His interior presence, vertical spacing, and improving court-vision should create good looks for the 3-point shooters around him. There’s also reason to believe the shooting mechanics are there for Edey to expand his own range as a pro after attempting just two 3-pointers in four years at Purdue. Edey was a 71% free-throw shooter on outrageous volume last season, with the gap between his NCAA-leading 436 free-throw attempts and the player with the second-most tries equivalent to the space between the second- and 88th-ranked players.
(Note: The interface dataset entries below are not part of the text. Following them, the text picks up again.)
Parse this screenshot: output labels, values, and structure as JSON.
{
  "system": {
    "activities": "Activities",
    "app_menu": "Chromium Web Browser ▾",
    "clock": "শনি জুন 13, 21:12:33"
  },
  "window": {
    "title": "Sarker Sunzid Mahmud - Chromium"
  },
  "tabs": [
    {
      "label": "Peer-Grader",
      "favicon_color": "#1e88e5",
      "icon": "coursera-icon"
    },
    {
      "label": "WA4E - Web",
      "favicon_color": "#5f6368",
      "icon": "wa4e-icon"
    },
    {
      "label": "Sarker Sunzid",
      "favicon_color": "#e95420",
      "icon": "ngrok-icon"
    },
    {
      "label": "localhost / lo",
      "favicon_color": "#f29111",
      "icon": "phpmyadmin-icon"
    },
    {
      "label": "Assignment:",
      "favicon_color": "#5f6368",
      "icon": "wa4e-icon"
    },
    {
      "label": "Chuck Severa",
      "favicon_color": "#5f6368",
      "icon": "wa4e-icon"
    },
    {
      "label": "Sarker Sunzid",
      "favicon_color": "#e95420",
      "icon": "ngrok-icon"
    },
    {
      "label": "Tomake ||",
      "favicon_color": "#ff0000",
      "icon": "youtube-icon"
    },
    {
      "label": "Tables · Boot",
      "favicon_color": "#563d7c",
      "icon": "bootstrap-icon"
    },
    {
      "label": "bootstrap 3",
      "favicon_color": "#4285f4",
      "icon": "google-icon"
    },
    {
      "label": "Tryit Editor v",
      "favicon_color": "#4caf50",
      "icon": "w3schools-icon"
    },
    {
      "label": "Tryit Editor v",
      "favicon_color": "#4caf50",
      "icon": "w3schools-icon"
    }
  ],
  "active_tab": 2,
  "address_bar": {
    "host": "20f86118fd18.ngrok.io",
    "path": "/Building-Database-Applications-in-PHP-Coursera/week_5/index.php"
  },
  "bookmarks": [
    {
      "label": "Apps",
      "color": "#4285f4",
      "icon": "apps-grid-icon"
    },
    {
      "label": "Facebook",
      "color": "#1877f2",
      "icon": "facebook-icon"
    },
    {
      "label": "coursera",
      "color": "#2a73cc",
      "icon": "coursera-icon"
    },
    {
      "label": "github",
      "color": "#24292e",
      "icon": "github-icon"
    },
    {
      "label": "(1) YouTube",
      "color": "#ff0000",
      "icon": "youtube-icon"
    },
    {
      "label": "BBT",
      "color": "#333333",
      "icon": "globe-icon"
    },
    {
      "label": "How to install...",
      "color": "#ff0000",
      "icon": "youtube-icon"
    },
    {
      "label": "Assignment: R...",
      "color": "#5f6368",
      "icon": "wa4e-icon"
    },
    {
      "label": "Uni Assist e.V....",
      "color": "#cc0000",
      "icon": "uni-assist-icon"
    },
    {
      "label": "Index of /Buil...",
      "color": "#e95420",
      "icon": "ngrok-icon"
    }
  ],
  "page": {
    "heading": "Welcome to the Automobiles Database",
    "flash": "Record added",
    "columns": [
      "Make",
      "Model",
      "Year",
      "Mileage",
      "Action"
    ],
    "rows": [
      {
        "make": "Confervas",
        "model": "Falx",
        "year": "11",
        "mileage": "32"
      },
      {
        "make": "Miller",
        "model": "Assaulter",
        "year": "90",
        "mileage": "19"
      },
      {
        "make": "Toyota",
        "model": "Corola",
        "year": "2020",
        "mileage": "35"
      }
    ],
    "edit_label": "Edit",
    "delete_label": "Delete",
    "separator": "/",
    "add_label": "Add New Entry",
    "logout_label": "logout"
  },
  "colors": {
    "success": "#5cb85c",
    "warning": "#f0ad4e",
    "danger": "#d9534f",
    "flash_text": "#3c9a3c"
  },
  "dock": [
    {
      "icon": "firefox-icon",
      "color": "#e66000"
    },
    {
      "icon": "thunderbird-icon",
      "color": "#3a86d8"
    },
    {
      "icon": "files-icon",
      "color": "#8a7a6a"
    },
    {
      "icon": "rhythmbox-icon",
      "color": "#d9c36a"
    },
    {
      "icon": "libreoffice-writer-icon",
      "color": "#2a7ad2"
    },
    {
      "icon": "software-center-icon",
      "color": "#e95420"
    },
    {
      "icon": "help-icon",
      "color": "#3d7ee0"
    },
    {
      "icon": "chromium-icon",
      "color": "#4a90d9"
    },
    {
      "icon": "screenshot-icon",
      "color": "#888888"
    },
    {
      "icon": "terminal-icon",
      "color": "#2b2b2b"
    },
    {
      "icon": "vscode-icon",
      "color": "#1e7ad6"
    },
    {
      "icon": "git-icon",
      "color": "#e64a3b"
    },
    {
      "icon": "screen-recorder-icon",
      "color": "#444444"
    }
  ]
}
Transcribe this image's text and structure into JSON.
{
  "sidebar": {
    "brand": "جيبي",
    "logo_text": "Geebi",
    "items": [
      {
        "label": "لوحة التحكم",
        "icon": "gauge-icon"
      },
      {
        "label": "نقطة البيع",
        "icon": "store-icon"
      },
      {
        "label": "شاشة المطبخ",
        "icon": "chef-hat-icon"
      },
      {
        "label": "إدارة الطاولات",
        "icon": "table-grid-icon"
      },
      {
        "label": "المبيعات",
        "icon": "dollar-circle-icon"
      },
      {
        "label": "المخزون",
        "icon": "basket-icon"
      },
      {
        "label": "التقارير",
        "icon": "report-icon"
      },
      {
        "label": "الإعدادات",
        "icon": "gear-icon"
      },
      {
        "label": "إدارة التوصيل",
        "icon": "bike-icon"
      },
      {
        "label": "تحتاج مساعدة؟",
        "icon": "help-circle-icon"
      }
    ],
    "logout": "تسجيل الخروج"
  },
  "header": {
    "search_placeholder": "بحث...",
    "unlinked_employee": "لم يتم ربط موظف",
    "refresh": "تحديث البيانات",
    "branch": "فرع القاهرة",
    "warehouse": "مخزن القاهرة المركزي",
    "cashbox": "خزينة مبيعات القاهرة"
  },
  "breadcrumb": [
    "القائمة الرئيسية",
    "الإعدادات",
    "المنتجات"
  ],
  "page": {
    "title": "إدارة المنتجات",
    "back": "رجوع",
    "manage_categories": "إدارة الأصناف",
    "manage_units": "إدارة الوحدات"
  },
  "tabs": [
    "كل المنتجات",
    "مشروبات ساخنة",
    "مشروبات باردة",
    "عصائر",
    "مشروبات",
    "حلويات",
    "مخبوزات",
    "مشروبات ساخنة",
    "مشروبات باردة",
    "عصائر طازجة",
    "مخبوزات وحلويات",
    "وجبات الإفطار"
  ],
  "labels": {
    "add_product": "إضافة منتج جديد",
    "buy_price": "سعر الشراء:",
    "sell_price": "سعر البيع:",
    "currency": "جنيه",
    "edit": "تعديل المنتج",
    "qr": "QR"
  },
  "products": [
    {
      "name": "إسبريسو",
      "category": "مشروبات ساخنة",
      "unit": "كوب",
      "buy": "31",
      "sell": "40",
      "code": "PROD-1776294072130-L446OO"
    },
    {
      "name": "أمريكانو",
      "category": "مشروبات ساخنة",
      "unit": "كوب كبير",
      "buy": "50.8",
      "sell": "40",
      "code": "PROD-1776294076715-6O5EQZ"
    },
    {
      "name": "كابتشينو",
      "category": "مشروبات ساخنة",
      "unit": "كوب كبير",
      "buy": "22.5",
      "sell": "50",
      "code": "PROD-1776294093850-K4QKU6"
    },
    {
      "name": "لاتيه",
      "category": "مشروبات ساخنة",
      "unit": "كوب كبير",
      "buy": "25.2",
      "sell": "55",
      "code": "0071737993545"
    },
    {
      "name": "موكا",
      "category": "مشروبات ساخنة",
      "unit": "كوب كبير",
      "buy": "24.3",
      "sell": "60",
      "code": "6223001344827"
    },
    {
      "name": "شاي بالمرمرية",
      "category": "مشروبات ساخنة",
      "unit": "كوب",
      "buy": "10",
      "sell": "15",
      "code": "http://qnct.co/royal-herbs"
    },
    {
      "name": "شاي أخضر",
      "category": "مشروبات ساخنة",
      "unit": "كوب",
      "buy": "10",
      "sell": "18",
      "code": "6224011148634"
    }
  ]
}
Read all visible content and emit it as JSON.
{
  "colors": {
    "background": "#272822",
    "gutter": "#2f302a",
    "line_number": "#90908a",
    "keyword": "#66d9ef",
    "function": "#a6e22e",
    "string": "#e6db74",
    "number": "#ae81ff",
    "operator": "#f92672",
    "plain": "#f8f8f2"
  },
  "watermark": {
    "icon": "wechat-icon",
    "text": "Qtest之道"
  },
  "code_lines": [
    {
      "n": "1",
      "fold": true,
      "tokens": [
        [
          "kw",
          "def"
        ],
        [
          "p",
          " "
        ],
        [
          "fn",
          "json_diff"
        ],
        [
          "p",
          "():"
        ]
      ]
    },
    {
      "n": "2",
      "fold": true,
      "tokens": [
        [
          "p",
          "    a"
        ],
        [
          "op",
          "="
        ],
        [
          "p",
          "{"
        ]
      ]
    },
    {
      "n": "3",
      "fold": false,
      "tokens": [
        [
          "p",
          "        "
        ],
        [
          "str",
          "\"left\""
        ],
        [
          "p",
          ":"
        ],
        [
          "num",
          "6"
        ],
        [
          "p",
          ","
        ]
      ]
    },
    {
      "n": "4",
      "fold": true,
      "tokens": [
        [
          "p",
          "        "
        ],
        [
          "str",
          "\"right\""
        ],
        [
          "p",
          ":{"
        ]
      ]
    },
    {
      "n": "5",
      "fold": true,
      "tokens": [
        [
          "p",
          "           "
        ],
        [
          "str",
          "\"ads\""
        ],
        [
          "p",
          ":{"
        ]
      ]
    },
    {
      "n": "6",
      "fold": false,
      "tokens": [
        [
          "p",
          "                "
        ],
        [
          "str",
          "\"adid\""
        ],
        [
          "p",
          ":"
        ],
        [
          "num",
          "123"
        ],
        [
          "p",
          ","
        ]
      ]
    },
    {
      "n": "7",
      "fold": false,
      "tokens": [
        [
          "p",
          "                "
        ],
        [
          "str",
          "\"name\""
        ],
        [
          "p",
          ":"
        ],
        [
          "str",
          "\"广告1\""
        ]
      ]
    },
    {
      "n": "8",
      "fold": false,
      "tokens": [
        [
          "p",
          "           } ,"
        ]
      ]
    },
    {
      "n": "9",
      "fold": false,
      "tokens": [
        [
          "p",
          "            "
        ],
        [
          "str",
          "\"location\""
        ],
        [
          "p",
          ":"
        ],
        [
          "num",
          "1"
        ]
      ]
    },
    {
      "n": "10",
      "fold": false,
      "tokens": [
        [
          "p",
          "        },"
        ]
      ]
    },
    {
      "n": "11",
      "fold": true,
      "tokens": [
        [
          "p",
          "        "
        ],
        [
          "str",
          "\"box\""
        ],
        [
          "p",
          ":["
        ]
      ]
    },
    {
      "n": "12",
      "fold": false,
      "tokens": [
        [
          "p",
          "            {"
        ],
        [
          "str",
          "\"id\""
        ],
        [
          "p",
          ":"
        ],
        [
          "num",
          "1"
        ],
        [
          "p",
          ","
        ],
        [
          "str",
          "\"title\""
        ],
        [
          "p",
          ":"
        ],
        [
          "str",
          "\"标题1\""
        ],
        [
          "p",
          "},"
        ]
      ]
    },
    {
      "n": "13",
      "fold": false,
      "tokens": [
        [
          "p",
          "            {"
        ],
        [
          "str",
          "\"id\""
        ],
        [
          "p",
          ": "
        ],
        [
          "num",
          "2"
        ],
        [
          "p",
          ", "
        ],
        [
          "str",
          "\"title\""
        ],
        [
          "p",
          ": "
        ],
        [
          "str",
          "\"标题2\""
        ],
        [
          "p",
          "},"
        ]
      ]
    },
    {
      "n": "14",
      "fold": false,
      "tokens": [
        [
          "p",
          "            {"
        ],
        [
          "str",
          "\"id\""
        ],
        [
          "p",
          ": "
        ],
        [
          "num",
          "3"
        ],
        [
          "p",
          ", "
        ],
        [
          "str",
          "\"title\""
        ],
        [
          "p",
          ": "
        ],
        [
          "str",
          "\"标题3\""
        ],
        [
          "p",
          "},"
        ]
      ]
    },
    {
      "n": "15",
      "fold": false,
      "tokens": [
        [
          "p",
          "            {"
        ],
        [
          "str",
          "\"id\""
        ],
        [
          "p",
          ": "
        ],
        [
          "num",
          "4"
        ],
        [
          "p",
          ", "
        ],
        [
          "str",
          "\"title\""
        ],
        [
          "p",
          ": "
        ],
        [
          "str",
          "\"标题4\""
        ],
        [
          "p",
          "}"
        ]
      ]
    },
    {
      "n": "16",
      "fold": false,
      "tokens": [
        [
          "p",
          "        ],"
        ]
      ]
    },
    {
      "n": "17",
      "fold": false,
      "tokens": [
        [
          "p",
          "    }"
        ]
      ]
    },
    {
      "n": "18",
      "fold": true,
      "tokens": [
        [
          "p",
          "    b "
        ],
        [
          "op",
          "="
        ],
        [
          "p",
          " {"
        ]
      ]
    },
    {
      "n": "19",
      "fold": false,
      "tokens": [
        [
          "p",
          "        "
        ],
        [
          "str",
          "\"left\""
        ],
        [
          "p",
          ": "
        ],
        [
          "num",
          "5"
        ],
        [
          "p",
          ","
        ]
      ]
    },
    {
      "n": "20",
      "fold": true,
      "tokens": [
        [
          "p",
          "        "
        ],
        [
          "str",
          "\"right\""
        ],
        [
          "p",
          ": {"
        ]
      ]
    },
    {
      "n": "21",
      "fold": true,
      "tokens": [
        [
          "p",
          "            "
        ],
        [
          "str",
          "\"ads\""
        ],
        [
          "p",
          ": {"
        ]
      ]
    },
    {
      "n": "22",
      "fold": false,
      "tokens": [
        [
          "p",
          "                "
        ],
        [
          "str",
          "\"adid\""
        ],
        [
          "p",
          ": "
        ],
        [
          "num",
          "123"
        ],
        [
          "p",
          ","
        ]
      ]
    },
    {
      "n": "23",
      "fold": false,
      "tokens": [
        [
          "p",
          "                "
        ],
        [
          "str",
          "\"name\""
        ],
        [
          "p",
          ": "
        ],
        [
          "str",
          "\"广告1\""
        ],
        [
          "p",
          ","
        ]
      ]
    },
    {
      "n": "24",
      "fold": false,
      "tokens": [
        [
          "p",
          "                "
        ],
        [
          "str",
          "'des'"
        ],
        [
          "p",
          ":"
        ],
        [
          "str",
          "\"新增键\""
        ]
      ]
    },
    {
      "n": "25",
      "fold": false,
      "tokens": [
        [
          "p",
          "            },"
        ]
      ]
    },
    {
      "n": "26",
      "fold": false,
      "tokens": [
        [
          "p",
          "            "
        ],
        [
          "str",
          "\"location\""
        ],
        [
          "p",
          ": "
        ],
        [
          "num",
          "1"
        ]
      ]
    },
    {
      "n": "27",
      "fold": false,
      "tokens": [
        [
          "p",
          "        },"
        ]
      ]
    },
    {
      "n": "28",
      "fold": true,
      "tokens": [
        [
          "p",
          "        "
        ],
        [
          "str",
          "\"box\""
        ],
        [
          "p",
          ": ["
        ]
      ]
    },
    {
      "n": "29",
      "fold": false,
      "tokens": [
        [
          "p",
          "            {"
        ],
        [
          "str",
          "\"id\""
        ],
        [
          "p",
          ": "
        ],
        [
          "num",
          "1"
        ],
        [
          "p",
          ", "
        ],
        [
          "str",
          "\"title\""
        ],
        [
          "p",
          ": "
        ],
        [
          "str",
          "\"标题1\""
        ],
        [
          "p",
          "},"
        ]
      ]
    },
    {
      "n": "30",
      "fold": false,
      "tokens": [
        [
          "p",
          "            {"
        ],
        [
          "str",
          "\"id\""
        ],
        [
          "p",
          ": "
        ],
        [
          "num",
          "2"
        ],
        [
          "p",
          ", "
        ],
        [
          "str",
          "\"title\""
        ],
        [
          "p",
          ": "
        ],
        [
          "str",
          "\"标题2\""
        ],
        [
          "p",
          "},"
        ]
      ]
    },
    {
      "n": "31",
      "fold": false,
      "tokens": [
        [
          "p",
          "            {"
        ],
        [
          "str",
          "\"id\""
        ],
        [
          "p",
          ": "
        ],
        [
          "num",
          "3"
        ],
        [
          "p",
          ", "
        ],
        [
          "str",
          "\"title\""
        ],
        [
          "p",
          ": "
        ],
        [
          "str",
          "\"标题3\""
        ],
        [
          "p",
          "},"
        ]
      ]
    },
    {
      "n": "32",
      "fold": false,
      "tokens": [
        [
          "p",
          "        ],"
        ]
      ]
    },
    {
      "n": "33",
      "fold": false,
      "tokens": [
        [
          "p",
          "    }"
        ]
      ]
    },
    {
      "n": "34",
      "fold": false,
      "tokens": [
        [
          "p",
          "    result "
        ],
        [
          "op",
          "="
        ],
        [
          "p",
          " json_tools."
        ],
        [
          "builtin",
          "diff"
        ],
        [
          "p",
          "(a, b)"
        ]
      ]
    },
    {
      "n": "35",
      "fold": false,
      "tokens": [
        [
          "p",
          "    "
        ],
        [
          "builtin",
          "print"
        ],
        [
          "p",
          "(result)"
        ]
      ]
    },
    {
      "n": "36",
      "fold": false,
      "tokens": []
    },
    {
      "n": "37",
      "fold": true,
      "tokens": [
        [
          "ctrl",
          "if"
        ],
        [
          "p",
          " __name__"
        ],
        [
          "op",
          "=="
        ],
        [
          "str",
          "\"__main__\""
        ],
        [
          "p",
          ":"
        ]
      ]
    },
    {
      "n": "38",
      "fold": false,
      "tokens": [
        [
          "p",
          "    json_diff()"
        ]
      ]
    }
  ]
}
Edey will also have to continue working on his left hand, but his track record is one of rapid development. We’re talking about a guy who had barely picked up a basketball before starting to play in Grade 10 and who was the 75th-ranked center (358th-ranked overall) in his college recruiting class. You don’t go from that to being one of the most dominant players in NCAA history just by being big.

Edey became the first player since Ralph Sampson 41 years ago – and just the fifth player ever – to win back-to-back AP National Player of the Year awards. He joined Kareem Abdul-Jabbar and Bill Walton as the only players to record 35 points and 10 rebounds in an NCAA men’s championship game. He’s the first college player to average at least 24 points, 12 rebounds, and two blocks in 27 years. Add in the improved playmaker’s two assists per game this season, and no player in Basketball Reference’s 32-year NCAA database can match his overall stat line. Zion Williamson is the only other baller to post a 40-plus PER, as Edey did in his sophomore and junior years.

There’s not much precedent for a player dominating boxscores as Edey did without them turning into at least a solid NBA rotation player.

In what’s touted to be the weakest draft class in more than a decade, how many teams can afford to pass on Edey’s floor?

There are legitimate reasons to question whether he can develop into an All-Star caliber player in the modern NBA, but he will get buckets, demand double-teams, and devour rebounds. And he’s getting better.

Just because Edey’s not going to be as effective as Yao Ming, it doesn’t have to mean he’ll be as limited or as much of a gimmick as Boban Marjanovic. And Marjanovic, who didn’t reach the NBA until he was 27 years old, has still made nearly $40 million over a nine-year career.

Joseph Casciaro is theScore’s senior content producer.